## EXERCISE
Which lines of the entries contain the word "title"? Please list them.

## RECORDS PROVIDED
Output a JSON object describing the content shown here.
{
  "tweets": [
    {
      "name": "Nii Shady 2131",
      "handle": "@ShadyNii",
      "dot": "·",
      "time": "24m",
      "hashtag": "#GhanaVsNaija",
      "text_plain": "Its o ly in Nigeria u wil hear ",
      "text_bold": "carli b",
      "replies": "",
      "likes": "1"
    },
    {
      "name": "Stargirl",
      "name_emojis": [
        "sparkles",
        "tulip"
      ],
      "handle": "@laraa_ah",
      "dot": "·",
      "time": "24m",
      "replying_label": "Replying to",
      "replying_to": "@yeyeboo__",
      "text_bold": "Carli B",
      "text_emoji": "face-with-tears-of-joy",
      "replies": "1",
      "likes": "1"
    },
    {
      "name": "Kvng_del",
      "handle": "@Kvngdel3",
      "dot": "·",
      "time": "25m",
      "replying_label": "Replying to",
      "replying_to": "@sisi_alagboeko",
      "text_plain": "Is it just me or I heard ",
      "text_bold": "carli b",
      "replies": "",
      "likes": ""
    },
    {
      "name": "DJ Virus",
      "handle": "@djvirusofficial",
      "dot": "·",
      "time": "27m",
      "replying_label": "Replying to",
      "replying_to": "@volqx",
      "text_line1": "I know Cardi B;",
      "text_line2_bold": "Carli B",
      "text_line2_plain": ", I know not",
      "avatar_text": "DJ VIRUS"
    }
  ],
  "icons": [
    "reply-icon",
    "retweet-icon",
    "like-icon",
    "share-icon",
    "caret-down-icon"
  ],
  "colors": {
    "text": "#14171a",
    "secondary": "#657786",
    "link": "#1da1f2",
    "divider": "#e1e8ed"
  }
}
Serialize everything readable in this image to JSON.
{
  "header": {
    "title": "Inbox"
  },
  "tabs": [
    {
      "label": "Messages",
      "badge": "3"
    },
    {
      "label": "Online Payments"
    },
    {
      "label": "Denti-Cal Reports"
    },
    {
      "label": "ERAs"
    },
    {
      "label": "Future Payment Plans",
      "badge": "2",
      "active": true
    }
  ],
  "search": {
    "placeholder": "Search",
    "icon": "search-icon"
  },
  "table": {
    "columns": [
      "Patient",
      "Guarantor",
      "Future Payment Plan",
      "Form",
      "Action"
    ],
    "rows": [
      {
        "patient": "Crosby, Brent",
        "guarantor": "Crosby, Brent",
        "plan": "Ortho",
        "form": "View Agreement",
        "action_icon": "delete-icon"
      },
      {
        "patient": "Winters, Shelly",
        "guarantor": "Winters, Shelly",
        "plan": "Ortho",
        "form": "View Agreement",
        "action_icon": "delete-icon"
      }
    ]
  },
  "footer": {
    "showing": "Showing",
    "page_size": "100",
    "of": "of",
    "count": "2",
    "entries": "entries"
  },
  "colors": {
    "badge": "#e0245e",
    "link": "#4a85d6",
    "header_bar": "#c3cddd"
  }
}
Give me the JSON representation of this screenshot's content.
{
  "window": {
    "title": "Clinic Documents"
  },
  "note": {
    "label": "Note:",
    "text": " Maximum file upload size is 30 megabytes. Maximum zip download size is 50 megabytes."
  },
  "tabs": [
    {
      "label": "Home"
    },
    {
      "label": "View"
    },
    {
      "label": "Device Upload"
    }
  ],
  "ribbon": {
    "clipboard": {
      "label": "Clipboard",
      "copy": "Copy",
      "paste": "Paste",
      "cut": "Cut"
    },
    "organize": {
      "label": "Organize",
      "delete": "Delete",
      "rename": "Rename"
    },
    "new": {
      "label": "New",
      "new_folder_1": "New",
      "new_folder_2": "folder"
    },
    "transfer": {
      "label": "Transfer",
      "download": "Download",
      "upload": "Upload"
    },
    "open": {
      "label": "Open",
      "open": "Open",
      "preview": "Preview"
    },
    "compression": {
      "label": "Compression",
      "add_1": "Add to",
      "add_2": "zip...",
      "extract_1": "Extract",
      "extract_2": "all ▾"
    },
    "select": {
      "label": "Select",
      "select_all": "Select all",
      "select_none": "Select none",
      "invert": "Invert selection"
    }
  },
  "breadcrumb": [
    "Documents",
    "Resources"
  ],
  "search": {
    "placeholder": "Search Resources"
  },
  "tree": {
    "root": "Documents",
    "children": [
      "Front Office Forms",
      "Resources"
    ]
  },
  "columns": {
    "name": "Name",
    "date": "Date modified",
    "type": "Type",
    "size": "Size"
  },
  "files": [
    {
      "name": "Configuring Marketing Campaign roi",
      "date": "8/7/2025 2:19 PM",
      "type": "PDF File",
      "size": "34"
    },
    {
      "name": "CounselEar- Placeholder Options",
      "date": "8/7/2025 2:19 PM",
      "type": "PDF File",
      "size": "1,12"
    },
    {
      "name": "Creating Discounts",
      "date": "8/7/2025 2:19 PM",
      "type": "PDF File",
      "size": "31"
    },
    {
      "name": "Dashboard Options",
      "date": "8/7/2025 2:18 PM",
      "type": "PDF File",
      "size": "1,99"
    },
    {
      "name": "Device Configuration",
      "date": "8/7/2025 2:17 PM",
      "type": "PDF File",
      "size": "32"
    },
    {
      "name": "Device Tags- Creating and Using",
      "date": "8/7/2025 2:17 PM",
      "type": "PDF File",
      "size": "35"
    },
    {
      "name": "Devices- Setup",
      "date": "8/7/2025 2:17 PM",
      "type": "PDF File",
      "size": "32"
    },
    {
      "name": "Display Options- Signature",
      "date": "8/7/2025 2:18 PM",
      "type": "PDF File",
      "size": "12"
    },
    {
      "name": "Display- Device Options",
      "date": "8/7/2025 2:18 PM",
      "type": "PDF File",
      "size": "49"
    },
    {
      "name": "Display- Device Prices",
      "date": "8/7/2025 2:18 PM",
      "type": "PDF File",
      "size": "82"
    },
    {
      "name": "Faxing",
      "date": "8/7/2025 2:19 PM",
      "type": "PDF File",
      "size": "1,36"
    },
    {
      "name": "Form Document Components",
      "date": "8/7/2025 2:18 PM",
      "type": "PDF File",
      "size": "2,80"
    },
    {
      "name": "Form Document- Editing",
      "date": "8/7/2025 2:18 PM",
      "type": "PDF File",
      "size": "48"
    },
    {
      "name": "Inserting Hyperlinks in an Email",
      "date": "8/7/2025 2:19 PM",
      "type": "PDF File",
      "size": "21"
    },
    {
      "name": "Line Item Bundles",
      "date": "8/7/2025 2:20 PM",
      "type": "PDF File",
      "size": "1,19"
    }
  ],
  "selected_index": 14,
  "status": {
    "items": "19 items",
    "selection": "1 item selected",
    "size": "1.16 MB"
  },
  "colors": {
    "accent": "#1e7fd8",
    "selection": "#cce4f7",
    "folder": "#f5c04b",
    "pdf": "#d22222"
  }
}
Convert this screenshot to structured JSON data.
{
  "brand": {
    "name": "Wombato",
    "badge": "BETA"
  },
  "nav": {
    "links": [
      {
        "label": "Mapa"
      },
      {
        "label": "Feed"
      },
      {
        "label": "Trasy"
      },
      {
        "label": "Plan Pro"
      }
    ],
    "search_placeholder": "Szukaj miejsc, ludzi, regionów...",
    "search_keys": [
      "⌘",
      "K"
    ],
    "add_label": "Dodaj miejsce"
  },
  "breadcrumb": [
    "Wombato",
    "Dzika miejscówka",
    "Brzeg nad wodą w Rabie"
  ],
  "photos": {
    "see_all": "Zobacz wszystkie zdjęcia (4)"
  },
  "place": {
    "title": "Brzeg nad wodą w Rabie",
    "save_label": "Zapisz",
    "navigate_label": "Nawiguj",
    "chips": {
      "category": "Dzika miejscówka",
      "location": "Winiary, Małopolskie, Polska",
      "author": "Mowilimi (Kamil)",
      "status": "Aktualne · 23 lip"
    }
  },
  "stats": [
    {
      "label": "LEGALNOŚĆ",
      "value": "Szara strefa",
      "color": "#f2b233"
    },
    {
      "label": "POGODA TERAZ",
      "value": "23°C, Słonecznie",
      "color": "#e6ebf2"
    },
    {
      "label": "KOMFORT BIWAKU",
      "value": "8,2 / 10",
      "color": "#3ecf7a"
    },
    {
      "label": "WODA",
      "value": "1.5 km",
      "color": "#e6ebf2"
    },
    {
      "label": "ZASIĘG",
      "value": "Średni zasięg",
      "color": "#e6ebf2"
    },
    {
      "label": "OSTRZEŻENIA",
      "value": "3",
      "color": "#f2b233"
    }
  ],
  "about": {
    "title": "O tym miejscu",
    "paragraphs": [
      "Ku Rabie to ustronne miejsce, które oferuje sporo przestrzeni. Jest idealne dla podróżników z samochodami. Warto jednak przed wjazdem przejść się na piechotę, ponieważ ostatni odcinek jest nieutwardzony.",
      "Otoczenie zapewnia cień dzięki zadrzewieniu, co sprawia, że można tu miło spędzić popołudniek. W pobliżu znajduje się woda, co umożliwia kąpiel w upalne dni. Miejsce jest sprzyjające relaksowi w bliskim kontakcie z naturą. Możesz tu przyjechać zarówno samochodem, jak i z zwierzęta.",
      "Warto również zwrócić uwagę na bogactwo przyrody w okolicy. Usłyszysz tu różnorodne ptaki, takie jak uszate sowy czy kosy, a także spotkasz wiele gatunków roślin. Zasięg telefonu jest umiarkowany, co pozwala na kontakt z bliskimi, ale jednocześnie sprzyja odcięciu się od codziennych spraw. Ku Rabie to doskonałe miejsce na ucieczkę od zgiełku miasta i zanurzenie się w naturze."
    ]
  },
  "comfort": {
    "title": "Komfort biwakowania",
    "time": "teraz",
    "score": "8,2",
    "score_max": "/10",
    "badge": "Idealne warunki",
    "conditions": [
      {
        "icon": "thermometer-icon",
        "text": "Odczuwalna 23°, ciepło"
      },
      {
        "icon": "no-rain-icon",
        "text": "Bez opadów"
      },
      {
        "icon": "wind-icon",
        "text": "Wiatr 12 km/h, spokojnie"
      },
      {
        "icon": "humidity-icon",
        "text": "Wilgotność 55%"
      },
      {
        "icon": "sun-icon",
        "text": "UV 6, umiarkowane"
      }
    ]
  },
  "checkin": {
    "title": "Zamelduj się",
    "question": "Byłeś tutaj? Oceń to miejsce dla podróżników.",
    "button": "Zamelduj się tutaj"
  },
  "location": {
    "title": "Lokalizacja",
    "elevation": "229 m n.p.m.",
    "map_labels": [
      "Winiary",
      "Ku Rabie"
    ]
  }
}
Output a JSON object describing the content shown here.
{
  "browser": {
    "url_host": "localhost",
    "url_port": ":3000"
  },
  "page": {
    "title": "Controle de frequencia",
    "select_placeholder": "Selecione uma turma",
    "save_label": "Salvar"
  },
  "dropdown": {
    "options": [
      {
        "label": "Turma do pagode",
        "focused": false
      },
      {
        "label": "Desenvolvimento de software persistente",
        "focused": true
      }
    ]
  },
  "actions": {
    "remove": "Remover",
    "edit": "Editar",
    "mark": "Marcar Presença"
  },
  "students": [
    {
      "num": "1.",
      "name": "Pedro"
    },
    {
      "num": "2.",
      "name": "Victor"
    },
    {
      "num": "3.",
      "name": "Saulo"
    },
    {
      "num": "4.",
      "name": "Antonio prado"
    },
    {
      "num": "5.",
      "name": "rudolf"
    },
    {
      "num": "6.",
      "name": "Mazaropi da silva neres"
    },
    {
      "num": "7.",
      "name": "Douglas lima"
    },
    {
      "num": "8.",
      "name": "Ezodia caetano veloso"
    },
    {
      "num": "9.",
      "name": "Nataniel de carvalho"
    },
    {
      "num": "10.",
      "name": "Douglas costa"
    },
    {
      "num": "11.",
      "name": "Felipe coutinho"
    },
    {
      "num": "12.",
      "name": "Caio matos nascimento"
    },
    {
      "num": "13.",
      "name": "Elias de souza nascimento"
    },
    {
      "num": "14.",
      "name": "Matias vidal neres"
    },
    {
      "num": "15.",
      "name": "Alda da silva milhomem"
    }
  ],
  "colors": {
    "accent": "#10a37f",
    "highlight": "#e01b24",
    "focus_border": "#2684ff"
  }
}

## TASK RESULT
    "title": "Inbox"
    "title": "Clinic Documents"
    "title": "Brzeg nad wodą w Rabie",
    "title": "O tym miejscu",
    "title": "Komfort biwakowania",
    "title": "Zamelduj się",
    "title": "Lokalizacja",
    "title": "Controle de frequencia",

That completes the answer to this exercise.